MATERIALS PROVIDED:
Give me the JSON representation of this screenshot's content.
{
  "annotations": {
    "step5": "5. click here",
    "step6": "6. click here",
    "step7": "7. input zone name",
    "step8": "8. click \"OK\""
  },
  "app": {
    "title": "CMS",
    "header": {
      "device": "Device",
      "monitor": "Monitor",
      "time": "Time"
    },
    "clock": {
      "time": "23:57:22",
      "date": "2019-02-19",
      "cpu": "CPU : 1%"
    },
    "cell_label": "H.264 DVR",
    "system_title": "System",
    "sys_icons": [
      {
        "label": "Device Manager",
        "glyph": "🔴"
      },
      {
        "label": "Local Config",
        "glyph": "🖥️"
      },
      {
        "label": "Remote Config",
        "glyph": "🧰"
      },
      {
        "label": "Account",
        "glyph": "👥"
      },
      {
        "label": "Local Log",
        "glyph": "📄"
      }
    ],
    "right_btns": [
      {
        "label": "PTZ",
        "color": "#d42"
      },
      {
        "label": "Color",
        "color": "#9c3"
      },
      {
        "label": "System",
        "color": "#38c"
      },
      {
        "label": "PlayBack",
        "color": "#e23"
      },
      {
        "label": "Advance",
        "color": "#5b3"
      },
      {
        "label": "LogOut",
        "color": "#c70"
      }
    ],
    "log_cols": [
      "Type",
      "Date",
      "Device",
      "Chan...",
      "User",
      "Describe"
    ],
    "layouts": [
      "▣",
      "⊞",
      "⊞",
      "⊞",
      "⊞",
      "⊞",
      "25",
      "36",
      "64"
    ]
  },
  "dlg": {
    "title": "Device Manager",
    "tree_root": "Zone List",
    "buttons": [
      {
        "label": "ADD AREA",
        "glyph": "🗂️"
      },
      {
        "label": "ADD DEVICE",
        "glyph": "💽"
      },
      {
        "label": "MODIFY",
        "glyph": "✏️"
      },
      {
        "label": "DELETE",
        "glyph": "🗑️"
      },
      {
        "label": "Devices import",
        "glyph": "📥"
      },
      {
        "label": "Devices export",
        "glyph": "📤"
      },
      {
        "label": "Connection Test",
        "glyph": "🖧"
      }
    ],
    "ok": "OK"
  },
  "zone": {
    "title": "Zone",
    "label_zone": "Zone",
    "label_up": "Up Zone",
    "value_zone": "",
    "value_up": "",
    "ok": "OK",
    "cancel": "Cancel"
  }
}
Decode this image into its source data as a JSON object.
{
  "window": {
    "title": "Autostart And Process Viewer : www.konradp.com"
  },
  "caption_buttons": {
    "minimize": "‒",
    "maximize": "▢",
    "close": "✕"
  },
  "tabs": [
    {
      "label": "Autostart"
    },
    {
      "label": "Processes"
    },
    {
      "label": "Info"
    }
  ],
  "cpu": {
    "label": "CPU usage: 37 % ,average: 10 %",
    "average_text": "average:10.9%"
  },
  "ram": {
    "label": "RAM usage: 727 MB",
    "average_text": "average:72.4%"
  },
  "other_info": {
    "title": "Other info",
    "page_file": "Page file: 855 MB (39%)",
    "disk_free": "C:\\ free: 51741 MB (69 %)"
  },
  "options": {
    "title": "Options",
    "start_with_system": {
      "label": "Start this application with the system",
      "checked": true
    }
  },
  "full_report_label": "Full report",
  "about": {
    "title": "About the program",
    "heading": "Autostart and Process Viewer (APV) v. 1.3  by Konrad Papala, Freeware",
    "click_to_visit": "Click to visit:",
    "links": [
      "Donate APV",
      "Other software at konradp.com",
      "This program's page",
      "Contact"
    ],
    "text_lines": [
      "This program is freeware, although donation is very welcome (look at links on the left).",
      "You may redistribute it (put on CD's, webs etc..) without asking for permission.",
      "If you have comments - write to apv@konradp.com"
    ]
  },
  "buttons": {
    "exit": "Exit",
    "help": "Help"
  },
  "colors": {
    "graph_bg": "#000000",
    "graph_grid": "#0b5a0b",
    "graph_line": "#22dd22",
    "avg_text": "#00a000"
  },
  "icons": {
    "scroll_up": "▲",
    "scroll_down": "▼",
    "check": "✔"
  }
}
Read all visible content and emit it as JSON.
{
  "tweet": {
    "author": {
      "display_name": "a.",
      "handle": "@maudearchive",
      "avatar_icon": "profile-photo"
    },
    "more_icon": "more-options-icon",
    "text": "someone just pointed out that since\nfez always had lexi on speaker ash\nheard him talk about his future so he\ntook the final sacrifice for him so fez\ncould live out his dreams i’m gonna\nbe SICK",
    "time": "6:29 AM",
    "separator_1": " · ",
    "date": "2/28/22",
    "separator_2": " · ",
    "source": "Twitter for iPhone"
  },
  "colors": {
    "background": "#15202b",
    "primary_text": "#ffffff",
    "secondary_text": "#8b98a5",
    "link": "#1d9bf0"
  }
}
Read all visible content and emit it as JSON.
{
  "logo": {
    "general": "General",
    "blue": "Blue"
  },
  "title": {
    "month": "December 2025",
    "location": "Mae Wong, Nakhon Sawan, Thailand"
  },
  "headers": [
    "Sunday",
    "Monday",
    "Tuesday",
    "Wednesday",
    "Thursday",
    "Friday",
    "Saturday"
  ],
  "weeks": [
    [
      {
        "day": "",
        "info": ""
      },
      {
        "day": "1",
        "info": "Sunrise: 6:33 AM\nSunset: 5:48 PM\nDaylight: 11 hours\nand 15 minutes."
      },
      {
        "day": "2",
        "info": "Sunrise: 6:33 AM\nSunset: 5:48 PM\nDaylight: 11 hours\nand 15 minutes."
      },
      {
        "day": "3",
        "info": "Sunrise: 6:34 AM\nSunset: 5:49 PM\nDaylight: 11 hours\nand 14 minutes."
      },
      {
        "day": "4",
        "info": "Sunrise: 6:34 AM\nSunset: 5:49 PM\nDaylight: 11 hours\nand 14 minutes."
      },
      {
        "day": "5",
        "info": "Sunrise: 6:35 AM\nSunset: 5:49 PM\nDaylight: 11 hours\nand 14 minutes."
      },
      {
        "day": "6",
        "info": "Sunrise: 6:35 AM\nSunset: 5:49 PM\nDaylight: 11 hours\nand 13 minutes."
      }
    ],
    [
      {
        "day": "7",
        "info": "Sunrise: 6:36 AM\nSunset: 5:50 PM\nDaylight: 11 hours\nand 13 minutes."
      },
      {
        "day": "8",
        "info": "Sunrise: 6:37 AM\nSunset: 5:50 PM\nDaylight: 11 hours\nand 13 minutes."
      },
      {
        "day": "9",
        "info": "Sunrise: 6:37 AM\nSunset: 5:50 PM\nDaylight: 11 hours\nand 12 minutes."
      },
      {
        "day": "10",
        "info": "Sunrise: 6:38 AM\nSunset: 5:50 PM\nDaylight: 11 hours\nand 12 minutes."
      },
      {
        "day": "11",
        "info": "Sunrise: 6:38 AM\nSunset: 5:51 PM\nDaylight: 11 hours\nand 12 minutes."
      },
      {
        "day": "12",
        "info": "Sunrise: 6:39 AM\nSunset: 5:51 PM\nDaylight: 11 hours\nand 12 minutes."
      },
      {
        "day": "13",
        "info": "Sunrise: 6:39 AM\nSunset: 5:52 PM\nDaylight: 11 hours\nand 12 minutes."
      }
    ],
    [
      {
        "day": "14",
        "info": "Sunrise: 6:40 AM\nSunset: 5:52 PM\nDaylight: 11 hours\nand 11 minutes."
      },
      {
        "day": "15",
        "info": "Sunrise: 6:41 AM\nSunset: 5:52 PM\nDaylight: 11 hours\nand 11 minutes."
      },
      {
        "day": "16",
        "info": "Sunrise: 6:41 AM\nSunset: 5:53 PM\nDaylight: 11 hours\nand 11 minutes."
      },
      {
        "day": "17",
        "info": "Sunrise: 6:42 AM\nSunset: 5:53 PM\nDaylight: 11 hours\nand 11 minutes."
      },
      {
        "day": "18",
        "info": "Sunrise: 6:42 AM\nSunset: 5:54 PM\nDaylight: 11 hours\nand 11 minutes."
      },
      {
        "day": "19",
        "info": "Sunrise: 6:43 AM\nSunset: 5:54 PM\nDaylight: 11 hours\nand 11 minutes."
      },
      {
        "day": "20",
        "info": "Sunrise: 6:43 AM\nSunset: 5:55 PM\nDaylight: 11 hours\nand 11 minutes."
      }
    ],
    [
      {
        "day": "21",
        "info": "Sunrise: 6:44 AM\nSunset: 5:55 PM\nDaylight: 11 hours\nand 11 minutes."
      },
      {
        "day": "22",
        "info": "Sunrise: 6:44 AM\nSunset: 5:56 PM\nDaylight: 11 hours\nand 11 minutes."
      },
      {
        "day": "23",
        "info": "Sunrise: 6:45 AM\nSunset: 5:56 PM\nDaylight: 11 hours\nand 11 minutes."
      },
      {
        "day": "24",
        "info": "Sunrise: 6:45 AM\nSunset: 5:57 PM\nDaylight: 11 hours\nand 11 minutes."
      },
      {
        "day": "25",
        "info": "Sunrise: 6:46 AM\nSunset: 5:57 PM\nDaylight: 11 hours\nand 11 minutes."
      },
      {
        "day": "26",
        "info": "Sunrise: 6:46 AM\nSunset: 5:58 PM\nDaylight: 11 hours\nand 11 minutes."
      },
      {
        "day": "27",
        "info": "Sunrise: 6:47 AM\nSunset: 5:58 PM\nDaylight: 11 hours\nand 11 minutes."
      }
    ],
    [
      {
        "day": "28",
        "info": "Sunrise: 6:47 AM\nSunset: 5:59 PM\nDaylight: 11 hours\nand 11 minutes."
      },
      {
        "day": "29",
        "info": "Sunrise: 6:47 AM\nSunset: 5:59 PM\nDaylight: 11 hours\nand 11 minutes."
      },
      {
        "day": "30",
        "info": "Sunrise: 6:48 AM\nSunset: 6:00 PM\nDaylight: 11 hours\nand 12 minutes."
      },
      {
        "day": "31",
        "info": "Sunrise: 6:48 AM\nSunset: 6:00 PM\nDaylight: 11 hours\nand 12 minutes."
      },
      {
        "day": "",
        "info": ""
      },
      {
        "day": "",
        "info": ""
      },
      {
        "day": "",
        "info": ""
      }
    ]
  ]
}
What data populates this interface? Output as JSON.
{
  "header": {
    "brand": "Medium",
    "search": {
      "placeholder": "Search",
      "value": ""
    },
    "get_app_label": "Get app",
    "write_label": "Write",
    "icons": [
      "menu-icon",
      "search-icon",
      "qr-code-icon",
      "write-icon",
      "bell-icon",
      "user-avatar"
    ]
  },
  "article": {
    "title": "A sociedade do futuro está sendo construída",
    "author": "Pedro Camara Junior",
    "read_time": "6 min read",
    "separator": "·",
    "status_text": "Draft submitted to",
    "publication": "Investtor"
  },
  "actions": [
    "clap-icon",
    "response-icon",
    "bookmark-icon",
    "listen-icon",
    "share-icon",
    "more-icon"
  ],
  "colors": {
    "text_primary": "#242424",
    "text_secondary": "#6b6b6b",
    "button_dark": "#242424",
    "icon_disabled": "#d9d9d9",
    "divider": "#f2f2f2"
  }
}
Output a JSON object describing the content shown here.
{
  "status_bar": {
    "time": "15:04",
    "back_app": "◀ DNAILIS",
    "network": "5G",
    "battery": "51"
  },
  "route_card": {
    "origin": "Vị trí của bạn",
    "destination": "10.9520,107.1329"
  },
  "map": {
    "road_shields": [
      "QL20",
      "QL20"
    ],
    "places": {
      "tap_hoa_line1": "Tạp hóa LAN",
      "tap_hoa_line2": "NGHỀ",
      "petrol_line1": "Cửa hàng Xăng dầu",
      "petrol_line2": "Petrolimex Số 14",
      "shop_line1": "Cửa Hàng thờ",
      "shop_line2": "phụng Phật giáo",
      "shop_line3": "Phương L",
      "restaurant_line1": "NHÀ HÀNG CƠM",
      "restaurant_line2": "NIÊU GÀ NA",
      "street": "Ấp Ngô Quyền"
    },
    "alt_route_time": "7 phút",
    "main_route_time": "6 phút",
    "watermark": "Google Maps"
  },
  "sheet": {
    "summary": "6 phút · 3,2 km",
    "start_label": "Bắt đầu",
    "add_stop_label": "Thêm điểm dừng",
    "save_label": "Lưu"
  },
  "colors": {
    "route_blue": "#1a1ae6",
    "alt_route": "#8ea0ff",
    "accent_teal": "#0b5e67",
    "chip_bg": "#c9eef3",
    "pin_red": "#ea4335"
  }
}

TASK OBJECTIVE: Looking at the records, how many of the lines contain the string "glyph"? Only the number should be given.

ANSWER BOX: 12